Goodreads: The Portable Dante
In a combination of poetry and prose, Dante reexamines his approach toward writing and his experience of the courtly love tradition. This is the work that will lead him toward an understanding of what Beatrice means in his life and prepare the way for The Divine Comedy.
Before Dante lost himself in a dark wood, he had another life-changing crisis–or so we are to believe from the Vita Nuova. In this book, composed of both poetry and prose, after the fashion of Boethius’s Consolation of Philosophy, Dante examines the value of his life’s work, interspersing poems from his past in a prose frame that comments upon and reinterprets them; while he once seems to have been tempted by the ideal of courtly love celebrated by other poets, he begins here to turn from that ideal and to focus on the meaning of Beatrice–or divine revelation or love. Through a severe self-reflection, Dante reimagines himself as a poet and promises to write of Beatrice “that which has never been written of any other woman” (Musa 649).
In his introduction to The Portable Dante, Musa suggests that most of Dante’s poems are, in fact, not that great–or at least that other poets of the time were superior to him. Perhaps this is true; I am not sure how well one can judge from a translation. However, I admit that I do not find the majority of Dante’s poems particularly compelling–they seem to vary from the very straightforward to the extremely obscure. Why is Beatrice eating your heart, Dante? This is weird.
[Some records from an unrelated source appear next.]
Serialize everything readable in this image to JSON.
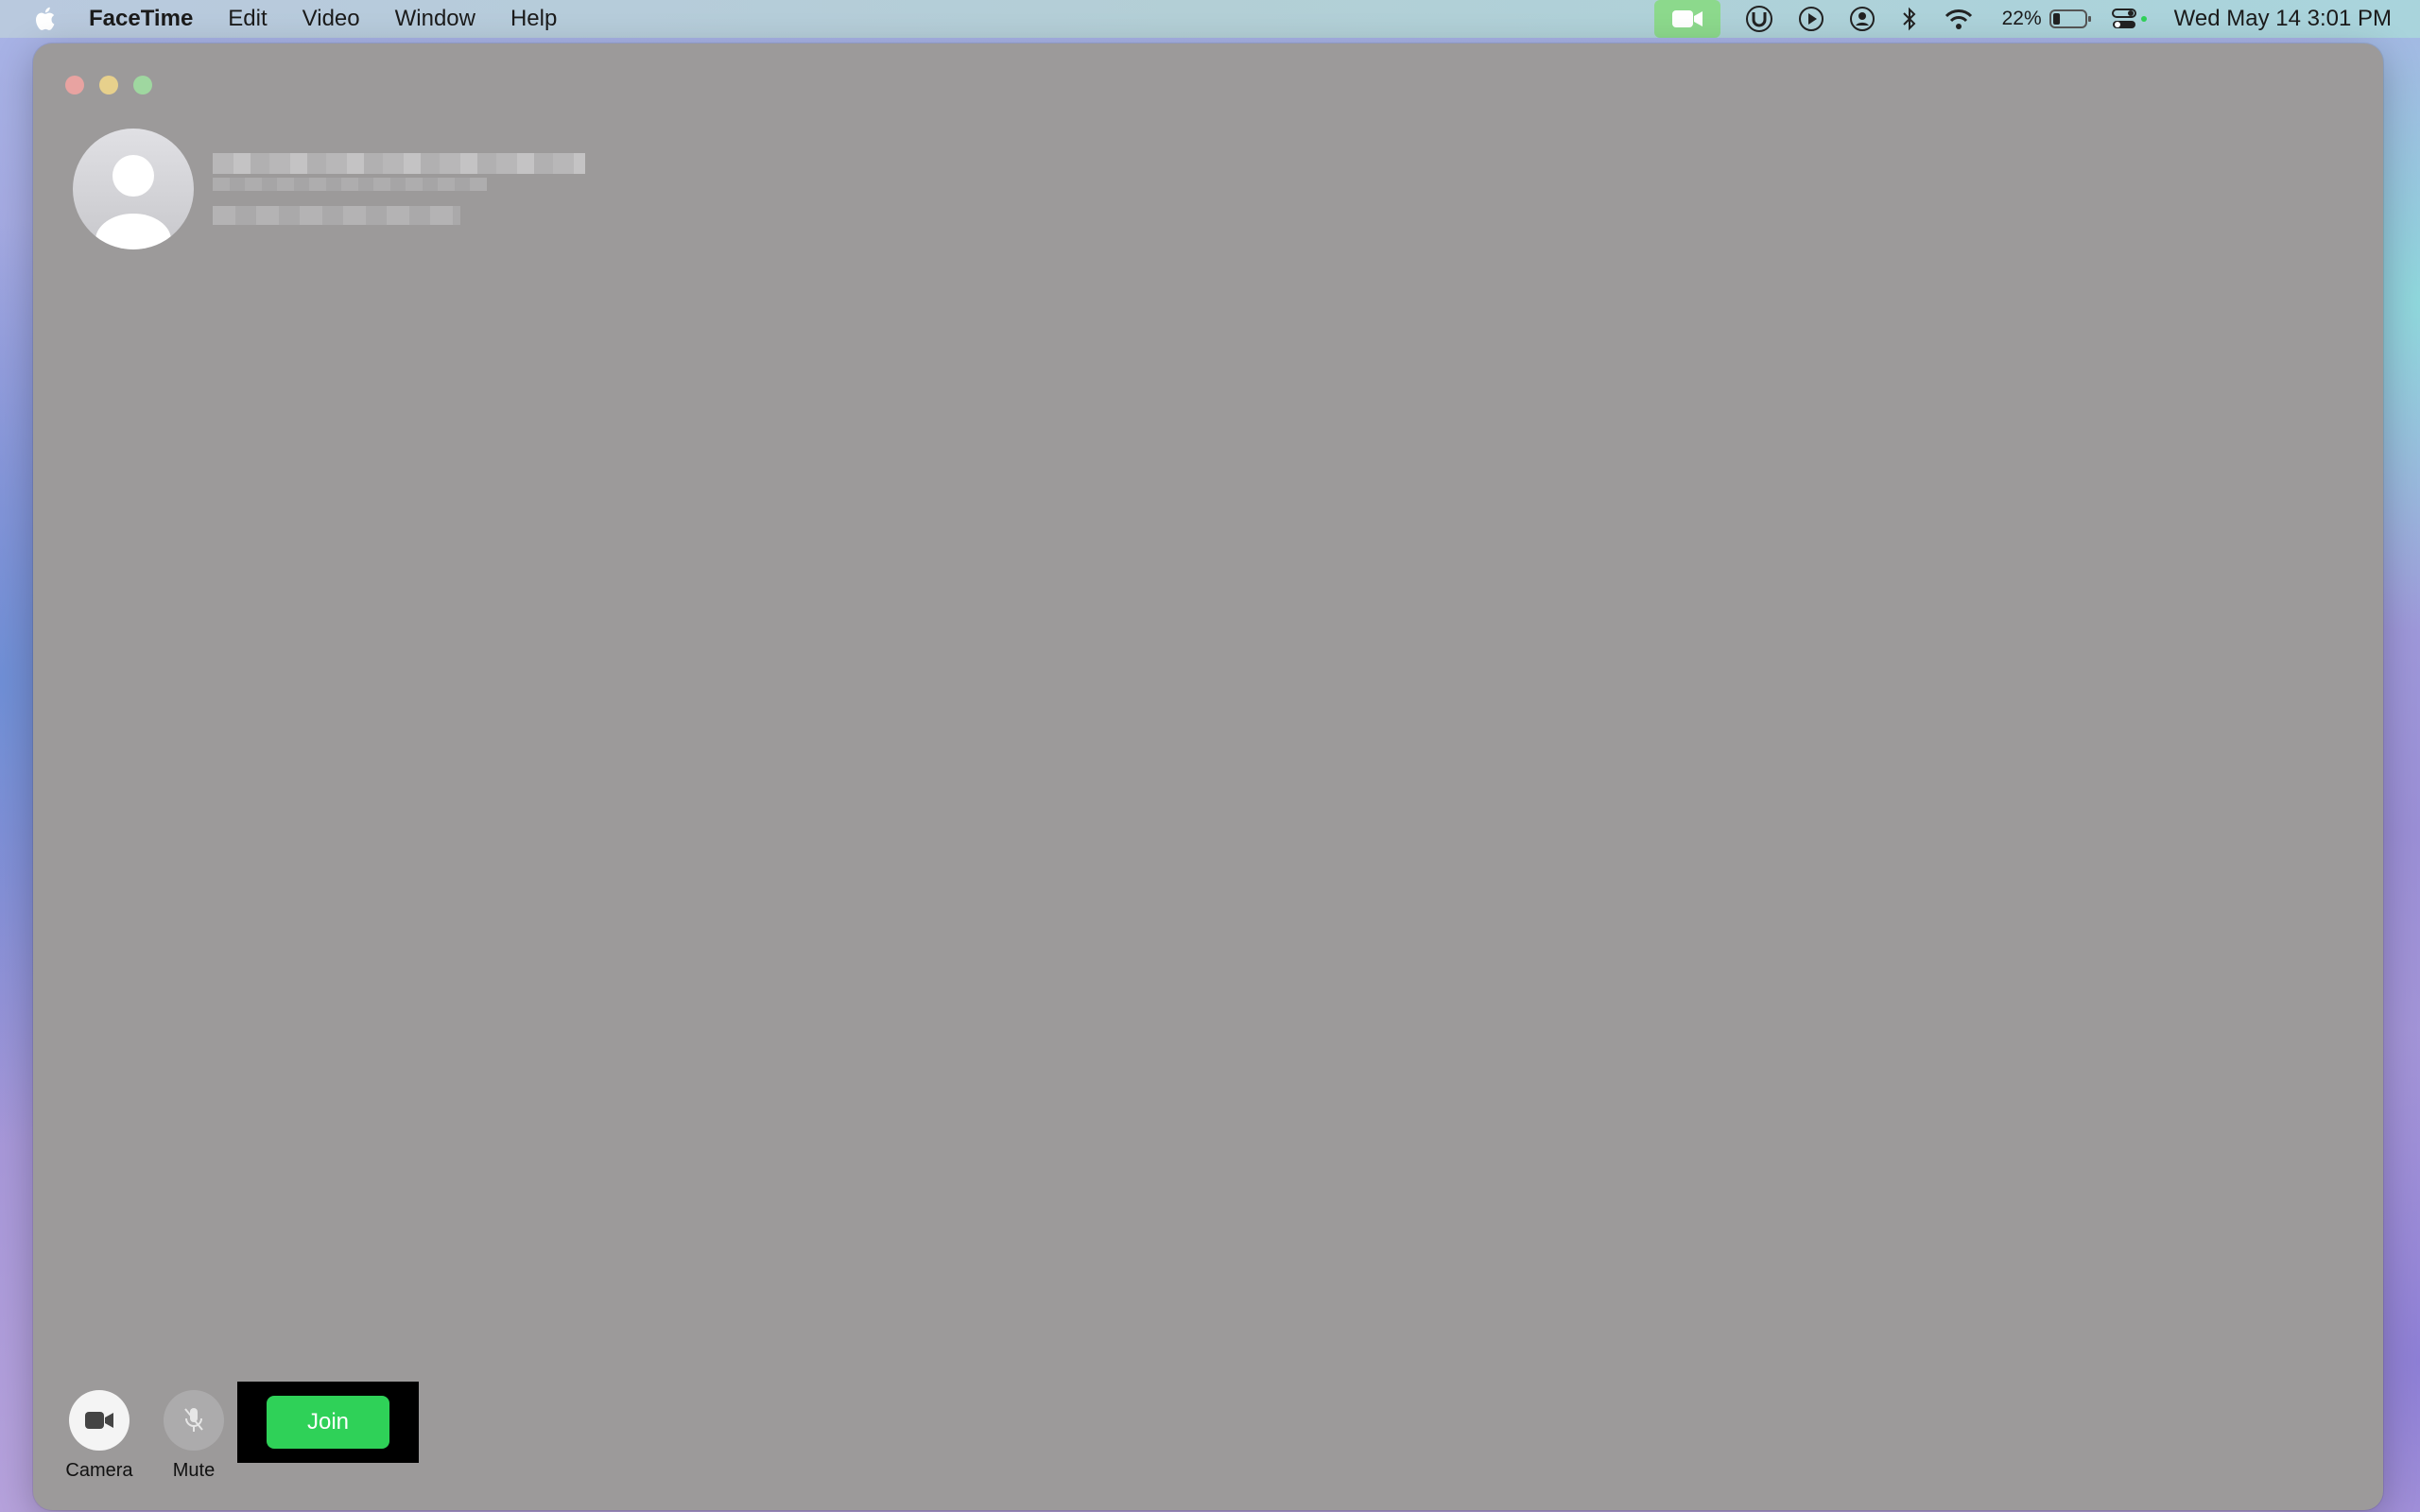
{
  "menubar": {
    "app_name": "FaceTime",
    "items": [
      "Edit",
      "Video",
      "Window",
      "Help"
    ],
    "battery_percent": "22%",
    "battery_level": 0.22,
    "datetime": "Wed May 14  3:01 PM",
    "icons": [
      "apple-icon",
      "facetime-camera-icon",
      "utorrent-icon",
      "play-circle-icon",
      "user-circle-icon",
      "bluetooth-icon",
      "wifi-icon",
      "battery-icon",
      "control-center-icon"
    ]
  },
  "window": {
    "contact": {
      "name": "████████████",
      "subtitle": "████████"
    },
    "controls": {
      "camera_label": "Camera",
      "mute_label": "Mute",
      "join_label": "Join"
    },
    "colors": {
      "join": "#2fd158",
      "window_bg": "#9c9a9a"
    }
  }
}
So I admit I do not read the Vita Nuova because I want to read Dante’s poetry, but because I am fascinated by his ability to reinvent himself. He wrote his poems before he conceived of the Vita Nuova, but here he fashions them in to a tale of artistic and spiritual awakening, dwelling on the shame he feels by having spent his poetic talents on lesser subjects and having left the pursuit of Beatrice/the divine life for Lady Philosophy. This is all the more compelling because it seems that after he wrote promising to turn back to heavenly contemplation, he wrote the Convivio, an unfinished encyclopedic work in which he pursues philosophy once more. Dante was nothing if not a man of contradictions!
Here, however, the focus remains on Beatrice, the woman who was not Dante’s lover as some might believe, but instead the sign he found in a human woman of God’s infinite love. He recounts here his first alleged sight of Beatrice when he was nine, the effect of his greeting him, the way in which she inspired goodness in others and left a city desolate when she died. Dante almost seems to verge on the blasphemous, comparing his lady to Christ, her coming announced by Giovanna–that is, John the Baptist. And yet Beatrice is so much more to him than an idol or even a crush. She is something mysterious, almost ineffable–God’s presence on earth, a sign pointing to God. And yet always herself.
The complexity of the work, both with its tantalizing details–how much is real for Dante and how much is invented for the story of Dante the poet?–and its grappling with issues of human understanding and human life, make it an intriguing read. Dante is never predictable here, never didactic, never sentatious. He is a man with an extraordinary mind, probing what is known and what can never be known. Restless, eager, fearless, he questions everything–and happily invites us along on his journey of self-discovery.